(Element data from apps and pages)

···

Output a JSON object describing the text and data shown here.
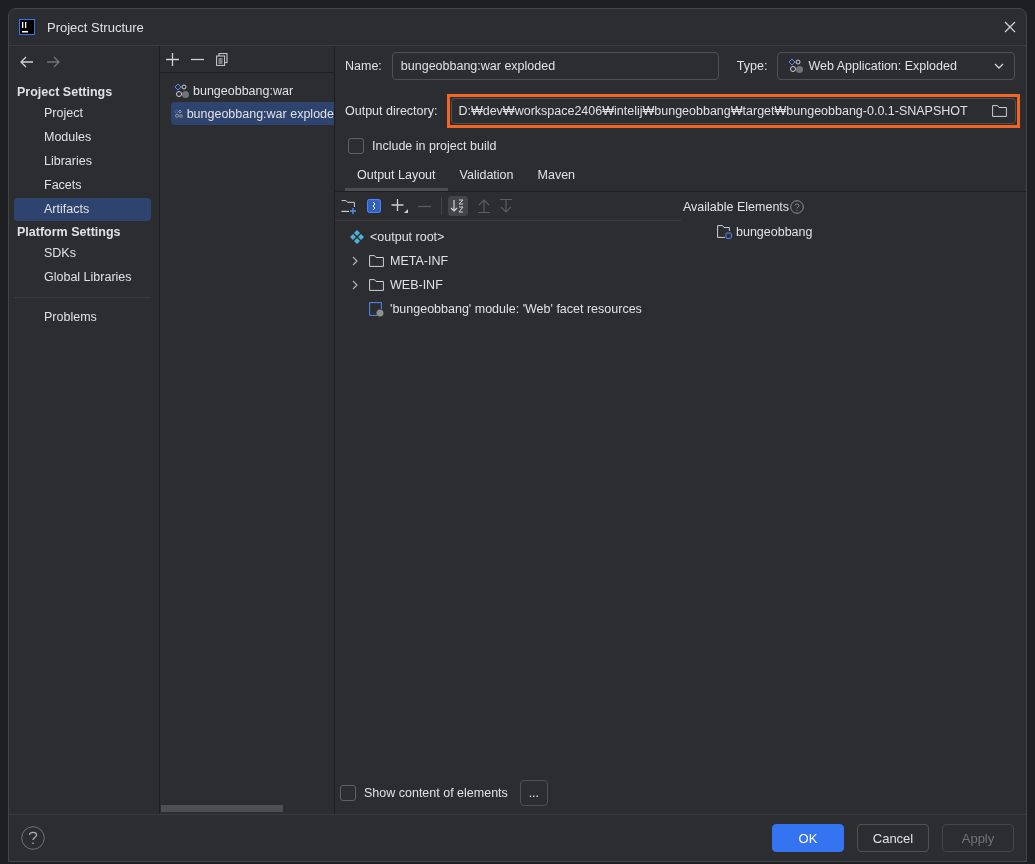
{
  "window": {
    "title": "Project Structure"
  },
  "nav": {
    "sections": [
      {
        "title": "Project Settings",
        "items": [
          {
            "label": "Project",
            "selected": false
          },
          {
            "label": "Modules",
            "selected": false
          },
          {
            "label": "Libraries",
            "selected": false
          },
          {
            "label": "Facets",
            "selected": false
          },
          {
            "label": "Artifacts",
            "selected": true
          }
        ]
      },
      {
        "title": "Platform Settings",
        "items": [
          {
            "label": "SDKs",
            "selected": false
          },
          {
            "label": "Global Libraries",
            "selected": false
          }
        ]
      }
    ],
    "extra_items": [
      {
        "label": "Problems",
        "selected": false
      }
    ]
  },
  "artifacts": [
    {
      "label": "bungeobbang:war",
      "selected": false
    },
    {
      "label": "bungeobbang:war explode",
      "selected": true
    }
  ],
  "name_field": {
    "label": "Name:",
    "value": "bungeobbang:war exploded"
  },
  "type_field": {
    "label": "Type:",
    "value": "Web Application: Exploded"
  },
  "output_directory": {
    "label": "Output directory:",
    "value": "D:₩dev₩workspace2406₩intelij₩bungeobbang₩target₩bungeobbang-0.0.1-SNAPSHOT"
  },
  "include_in_build": {
    "label": "Include in project build",
    "checked": false
  },
  "tabs": [
    {
      "label": "Output Layout",
      "selected": true
    },
    {
      "label": "Validation",
      "selected": false
    },
    {
      "label": "Maven",
      "selected": false
    }
  ],
  "layout_tree": [
    {
      "label": "<output root>",
      "kind": "root",
      "children": [
        {
          "label": "META-INF",
          "kind": "folder",
          "expanded": false
        },
        {
          "label": "WEB-INF",
          "kind": "folder",
          "expanded": false
        },
        {
          "label": "'bungeobbang' module: 'Web' facet resources",
          "kind": "resource"
        }
      ]
    }
  ],
  "available_elements": {
    "title": "Available Elements",
    "items": [
      {
        "label": "bungeobbang"
      }
    ]
  },
  "show_content": {
    "label": "Show content of elements",
    "checked": false
  },
  "more_button": "...",
  "buttons": [
    {
      "label": "OK",
      "kind": "primary"
    },
    {
      "label": "Cancel",
      "kind": "normal"
    },
    {
      "label": "Apply",
      "kind": "disabled"
    }
  ]
}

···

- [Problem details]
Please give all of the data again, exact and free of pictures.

- [Expected output]
Output a JSON object describing the text and data shown here.
{
  "window": {
    "title": "Project Structure"
  },
  "nav": {
    "sections": [
      {
        "title": "Project Settings",
        "items": [
          {
            "label": "Project",
            "selected": false
          },
          {
            "label": "Modules",
            "selected": false
          },
          {
            "label": "Libraries",
            "selected": false
          },
          {
            "label": "Facets",
            "selected": false
          },
          {
            "label": "Artifacts",
            "selected": true
          }
        ]
      },
      {
        "title": "Platform Settings",
        "items": [
          {
            "label": "SDKs",
            "selected": false
          },
          {
            "label": "Global Libraries",
            "selected": false
          }
        ]
      }
    ],
    "extra_items": [
      {
        "label": "Problems",
        "selected": false
      }
    ]
  },
  "artifacts": [
    {
      "label": "bungeobbang:war",
      "selected": false
    },
    {
      "label": "bungeobbang:war explode",
      "selected": true
    }
  ],
  "name_field": {
    "label": "Name:",
    "value": "bungeobbang:war exploded"
  },
  "type_field": {
    "label": "Type:",
    "value": "Web Application: Exploded"
  },
  "output_directory": {
    "label": "Output directory:",
    "value": "D:₩dev₩workspace2406₩intelij₩bungeobbang₩target₩bungeobbang-0.0.1-SNAPSHOT"
  },
  "include_in_build": {
    "label": "Include in project build",
    "checked": false
  },
  "tabs": [
    {
      "label": "Output Layout",
      "selected": true
    },
    {
      "label": "Validation",
      "selected": false
    },
    {
      "label": "Maven",
      "selected": false
    }
  ],
  "layout_tree": [
    {
      "label": "<output root>",
      "kind": "root",
      "children": [
        {
          "label": "META-INF",
          "kind": "folder",
          "expanded": false
        },
        {
          "label": "WEB-INF",
          "kind": "folder",
          "expanded": false
        },
        {
          "label": "'bungeobbang' module: 'Web' facet resources",
          "kind": "resource"
        }
      ]
    }
  ],
  "available_elements": {
    "title": "Available Elements",
    "items": [
      {
        "label": "bungeobbang"
      }
    ]
  },
  "show_content": {
    "label": "Show content of elements",
    "checked": false
  },
  "more_button": "...",
  "buttons": [
    {
      "label": "OK",
      "kind": "primary"
    },
    {
      "label": "Cancel",
      "kind": "normal"
    },
    {
      "label": "Apply",
      "kind": "disabled"
    }
  ]
}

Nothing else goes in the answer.